If you’re seeking exciting activities near Lübeck, Germany, look no further than Travemünde, nestled along the picturesque Baltic Sea coastline. This charming beach destination has captivated visitors for centuries with its idyllic seaside ambiance and offers the perfect opportunity to soak up the sun and unwind on its inviting shores.

Travemünde boasts a magnificent beach with pristine white sand stretching approximately 1.7 kilometers in length. As you stroll along the lively promenade adjacent to the beach, you’ll be treated to breathtaking views and a refreshing sea breeze, creating a truly enchanting atmosphere.

Should you find yourself able to pry yourself away from the beach’s allure, be sure to venture into Travemünde’s Old Town, a place of timeless beauty that has remained remarkably unchanged throughout the centuries.

Immerse yourself in the rich history and architectural splendor of this well-preserved gem, allowing the cobblestone streets and historic buildings to transport you back in time.

Conveniently located a mere 20-minute train ride from Lübeck, Travemünde lies at the mouth of the Trave River. The name itself is derived from “münde,” which means “mouth” in German.

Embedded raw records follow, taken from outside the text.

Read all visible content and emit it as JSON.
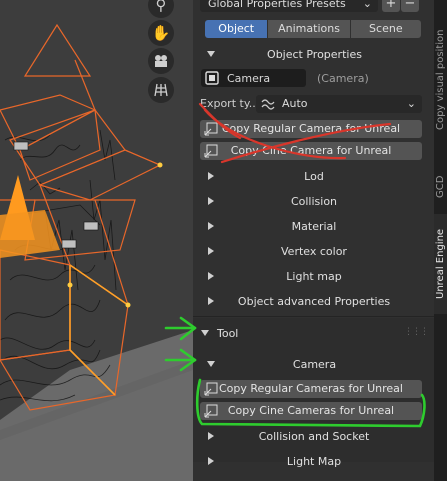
{
  "panel": {
    "presets_label": "Global Properties Presets",
    "add_label": "+",
    "remove_label": "−",
    "tabs": [
      {
        "label": "Object",
        "active": true
      },
      {
        "label": "Animations",
        "active": false
      },
      {
        "label": "Scene",
        "active": false
      }
    ],
    "object_properties": {
      "title": "Object Properties",
      "object_name": "Camera",
      "object_type": "(Camera)",
      "export_type_label": "Export ty...",
      "export_type_value": "Auto",
      "copy_regular_camera": "Copy Regular Camera for Unreal",
      "copy_cine_camera": "Copy Cine Camera for Unreal"
    },
    "collapsed_sections": [
      "Lod",
      "Collision",
      "Material",
      "Vertex color",
      "Light map",
      "Object advanced Properties"
    ],
    "tool": {
      "title": "Tool",
      "camera_title": "Camera",
      "copy_regular_cameras": "Copy Regular Cameras for Unreal",
      "copy_cine_cameras": "Copy Cine Cameras for Unreal",
      "collision_and_socket": "Collision and Socket",
      "light_map": "Light Map"
    }
  },
  "tabstrip": [
    {
      "label": "Copy visual position",
      "active": false
    },
    {
      "label": "GCD",
      "active": false
    },
    {
      "label": "Unreal Engine",
      "active": true
    }
  ],
  "colors": {
    "panel_bg": "#303030",
    "button_bg": "#545454",
    "active_tab": "#4772b3",
    "annotation_red": "#d9362b",
    "annotation_green": "#2ecc2e",
    "wire_orange": "#e8672a",
    "selected_orange": "#ffa028"
  },
  "icons": [
    "zoom-icon",
    "hand-pan-icon",
    "camera-view-icon",
    "grid-view-icon",
    "camera-icon",
    "wave-icon",
    "chevron-down-icon",
    "copy-camera-icon",
    "drag-handle-icon"
  ]
}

Embarking on a scenic train journey from Lübeck to Travemünde will not only provide you with a convenient means of transportation but also grant you glimpses of the picturesque landscapes along the way, setting the stage for a delightful seaside excursion.

20. Lübeck Christmas Market: A Festive Wonderland

During the holiday season, Lübeck transforms into a magical wonderland with its enchanting Christmas market. If you’re visiting Lübeck in winter, be sure to experience the festive spirit that fills the air and indulge in the delightful offerings of the Christmas market.

Set against the backdrop of the historic Old Town, the Lübeck Christmas Market exudes a warm and inviting atmosphere, captivating visitors of all ages. Stroll through the festively decorated stalls adorned with twinkling lights and ornaments, and immerse yourself in the joyful ambiance.

The market offers a plethora of traditional handicrafts, artisanal goods, and delectable treats that will tantalize your senses. From intricately crafted ornaments and wooden toys to aromatic mulled wine and freshly baked gingerbread, the market showcases the best of local craftsmanship and culinary delights.

Immerse yourself in the melodies of live music performances and revel in the cheerful laughter of children as they experience the magic of the season. Take a moment to admire the stunning Christmas tree, adorned with dazzling lights and ornaments, serving as the centerpiece of the market.

The Lübeck Christmas Market is not just a shopping destination; it’s an immersive cultural experience that will leave you with lasting memories. Soak up the festive atmosphere, embrace the holiday spirit, and let the Lübeck Christmas Market transport you to a world of enchantment and joy.

Lübeck is a treasure trove of attractions, landmarks, and sights that will captivate any traveler with its rich history, charming architecture, and cultural offerings. From the iconic Holstentor Gate to the awe-inspiring Lübeck Cathedral, the city’s landmarks serve as reminders of its illustrious past.